    I’m also using macs most of the time. When I started, I thought I would use my macbook for image capturing and control. The best site which I found to start was . Short after, I started to use ASIAIR, since I did not want to setup an entire office in the field 😉 For now, I use ASIAIR only and use my macs for image processing only.

    Yes, I use ZWO EAF in all my setups. This was made for universal use with DSLR lenses. I also have one for my RC8 ( and for Sky-Watcher Esprit 100ED (

    In my experience, you can make ASIAIR and EAF working with any focuser, including autofocus. It is just a matter to find the right gear ration and tune the focuser steps setting in the EAF setting in ASIAIR.
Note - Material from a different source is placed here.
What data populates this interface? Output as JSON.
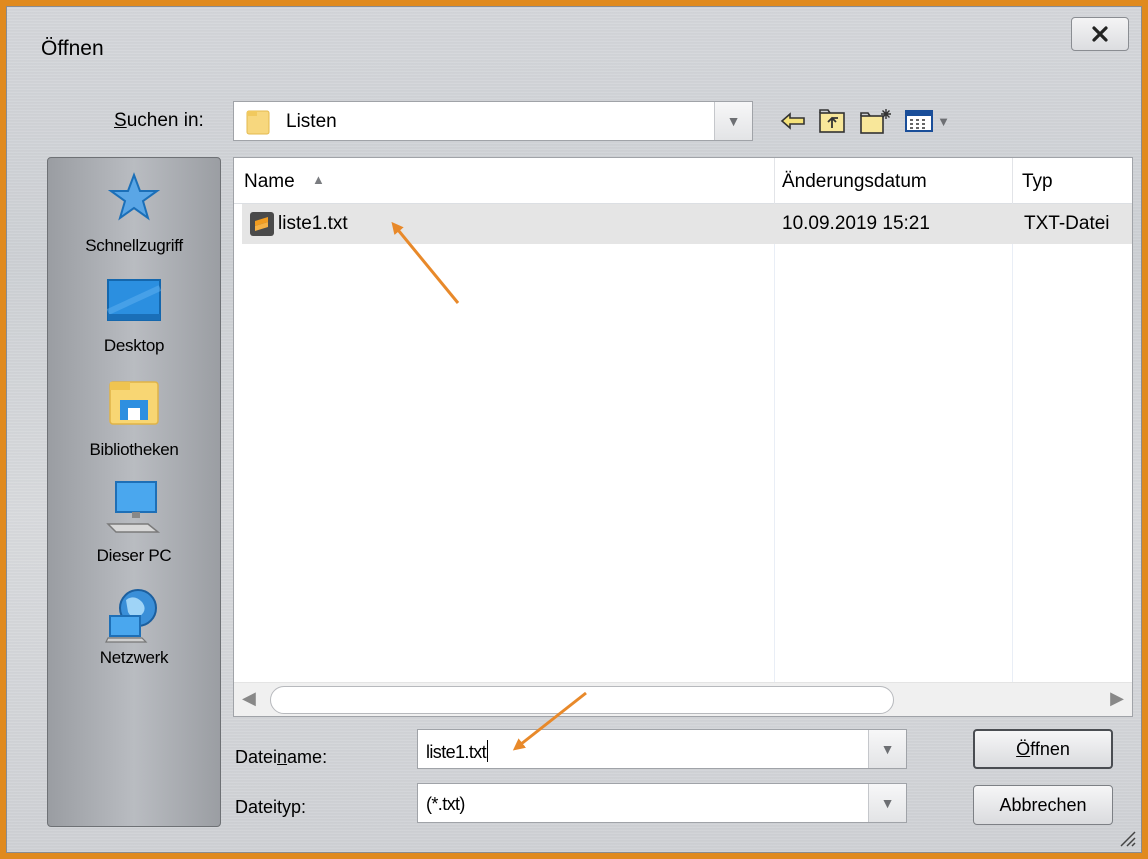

    EAF has an encoder. You can change it position step-wise and do a “go-to”. IIRC, it has 65K steps for one full rotation. You can configure an automatic start of a new autofocus run upon different events in ASIAIR, e.g.on filter change, each hour, or if the temperature changes by 5 or 10 deg. It is not possible to run that as a “correction”. It always runs as a new full cycle of autofocus. It is generally not a problem, since it takes one or two minutes.

    • Hello Vladimir,

      Thank you for your important comments. Good do know that the ASIAIR + EAF combo works well. Will order the ASIAIR now. Yes, it definitely beats having a laptop outside.

      Thanks for all the info you provided on your pages.


  4. As far as belts go you can make your own custom length. Just buy some bulk belt material or a belt longer than you need. Cut the belt to the proper length and splice it together with super glue. you have to cut it properly so the teeth match up. I have done this for several of my DIY auto focusers and they have never broken. I always have spare belts on hand.

Submit a Comment

Your email address will not be published. Required fields are marked *